**Activity**
Word for word, reproduce each entry.

**Provided records**
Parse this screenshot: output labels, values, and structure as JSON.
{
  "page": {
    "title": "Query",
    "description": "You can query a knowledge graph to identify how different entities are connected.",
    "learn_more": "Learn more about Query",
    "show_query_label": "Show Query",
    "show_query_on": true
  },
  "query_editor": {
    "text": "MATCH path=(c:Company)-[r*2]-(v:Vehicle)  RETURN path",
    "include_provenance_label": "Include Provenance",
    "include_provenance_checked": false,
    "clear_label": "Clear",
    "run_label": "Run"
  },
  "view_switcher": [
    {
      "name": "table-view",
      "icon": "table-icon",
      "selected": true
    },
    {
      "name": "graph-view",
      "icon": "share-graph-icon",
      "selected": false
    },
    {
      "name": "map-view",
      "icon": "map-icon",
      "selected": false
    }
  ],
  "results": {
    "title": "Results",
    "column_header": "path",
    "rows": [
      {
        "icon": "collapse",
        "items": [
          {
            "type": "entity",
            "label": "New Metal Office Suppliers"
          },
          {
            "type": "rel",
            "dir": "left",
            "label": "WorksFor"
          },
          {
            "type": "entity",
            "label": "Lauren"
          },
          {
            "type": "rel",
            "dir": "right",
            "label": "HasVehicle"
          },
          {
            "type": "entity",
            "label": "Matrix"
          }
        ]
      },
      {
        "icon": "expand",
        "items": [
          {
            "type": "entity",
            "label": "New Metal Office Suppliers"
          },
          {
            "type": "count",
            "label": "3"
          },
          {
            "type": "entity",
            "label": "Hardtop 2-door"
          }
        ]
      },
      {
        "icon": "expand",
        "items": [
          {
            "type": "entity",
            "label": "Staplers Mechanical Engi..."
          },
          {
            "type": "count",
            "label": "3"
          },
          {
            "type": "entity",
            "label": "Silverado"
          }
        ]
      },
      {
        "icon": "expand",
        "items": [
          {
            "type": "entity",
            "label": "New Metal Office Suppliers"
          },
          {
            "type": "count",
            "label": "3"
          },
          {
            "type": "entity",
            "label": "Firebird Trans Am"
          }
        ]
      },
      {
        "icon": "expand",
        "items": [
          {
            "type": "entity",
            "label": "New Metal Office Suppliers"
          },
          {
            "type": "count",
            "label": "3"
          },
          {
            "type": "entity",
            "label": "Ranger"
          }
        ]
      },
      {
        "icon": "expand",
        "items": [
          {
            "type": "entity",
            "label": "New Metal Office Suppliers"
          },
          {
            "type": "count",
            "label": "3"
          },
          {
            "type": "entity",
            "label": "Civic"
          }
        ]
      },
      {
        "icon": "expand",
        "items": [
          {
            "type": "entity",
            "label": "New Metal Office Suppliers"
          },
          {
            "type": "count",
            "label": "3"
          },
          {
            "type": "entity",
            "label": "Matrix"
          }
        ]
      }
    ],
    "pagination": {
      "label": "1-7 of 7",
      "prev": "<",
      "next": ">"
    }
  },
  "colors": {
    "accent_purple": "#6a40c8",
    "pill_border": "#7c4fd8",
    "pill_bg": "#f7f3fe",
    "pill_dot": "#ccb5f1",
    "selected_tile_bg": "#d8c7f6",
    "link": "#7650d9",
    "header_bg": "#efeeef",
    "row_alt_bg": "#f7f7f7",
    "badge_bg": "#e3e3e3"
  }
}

**Answer box**
Parse this screenshot: output labels, values, and structure as JSON.
{
  "page": {
    "title": "Query",
    "description": "You can query a knowledge graph to identify how different entities are connected.",
    "learn_more": "Learn more about Query",
    "show_query_label": "Show Query",
    "show_query_on": true
  },
  "query_editor": {
    "text": "MATCH path=(c:Company)-[r*2]-(v:Vehicle)  RETURN path",
    "include_provenance_label": "Include Provenance",
    "include_provenance_checked": false,
    "clear_label": "Clear",
    "run_label": "Run"
  },
  "view_switcher": [
    {
      "name": "table-view",
      "icon": "table-icon",
      "selected": true
    },
    {
      "name": "graph-view",
      "icon": "share-graph-icon",
      "selected": false
    },
    {
      "name": "map-view",
      "icon": "map-icon",
      "selected": false
    }
  ],
  "results": {
    "title": "Results",
    "column_header": "path",
    "rows": [
      {
        "icon": "collapse",
        "items": [
          {
            "type": "entity",
            "label": "New Metal Office Suppliers"
          },
          {
            "type": "rel",
            "dir": "left",
            "label": "WorksFor"
          },
          {
            "type": "entity",
            "label": "Lauren"
          },
          {
            "type": "rel",
            "dir": "right",
            "label": "HasVehicle"
          },
          {
            "type": "entity",
            "label": "Matrix"
          }
        ]
      },
      {
        "icon": "expand",
        "items": [
          {
            "type": "entity",
            "label": "New Metal Office Suppliers"
          },
          {
            "type": "count",
            "label": "3"
          },
          {
            "type": "entity",
            "label": "Hardtop 2-door"
          }
        ]
      },
      {
        "icon": "expand",
        "items": [
          {
            "type": "entity",
            "label": "Staplers Mechanical Engi..."
          },
          {
            "type": "count",
            "label": "3"
          },
          {
            "type": "entity",
            "label": "Silverado"
          }
        ]
      },
      {
        "icon": "expand",
        "items": [
          {
            "type": "entity",
            "label": "New Metal Office Suppliers"
          },
          {
            "type": "count",
            "label": "3"
          },
          {
            "type": "entity",
            "label": "Firebird Trans Am"
          }
        ]
      },
      {
        "icon": "expand",
        "items": [
          {
            "type": "entity",
            "label": "New Metal Office Suppliers"
          },
          {
            "type": "count",
            "label": "3"
          },
          {
            "type": "entity",
            "label": "Ranger"
          }
        ]
      },
      {
        "icon": "expand",
        "items": [
          {
            "type": "entity",
            "label": "New Metal Office Suppliers"
          },
          {
            "type": "count",
            "label": "3"
          },
          {
            "type": "entity",
            "label": "Civic"
          }
        ]
      },
      {
        "icon": "expand",
        "items": [
          {
            "type": "entity",
            "label": "New Metal Office Suppliers"
          },
          {
            "type": "count",
            "label": "3"
          },
          {
            "type": "entity",
            "label": "Matrix"
          }
        ]
      }
    ],
    "pagination": {
      "label": "1-7 of 7",
      "prev": "<",
      "next": ">"
    }
  },
  "colors": {
    "accent_purple": "#6a40c8",
    "pill_border": "#7c4fd8",
    "pill_bg": "#f7f3fe",
    "pill_dot": "#ccb5f1",
    "selected_tile_bg": "#d8c7f6",
    "link": "#7650d9",
    "header_bg": "#efeeef",
    "row_alt_bg": "#f7f7f7",
    "badge_bg": "#e3e3e3"
  }
}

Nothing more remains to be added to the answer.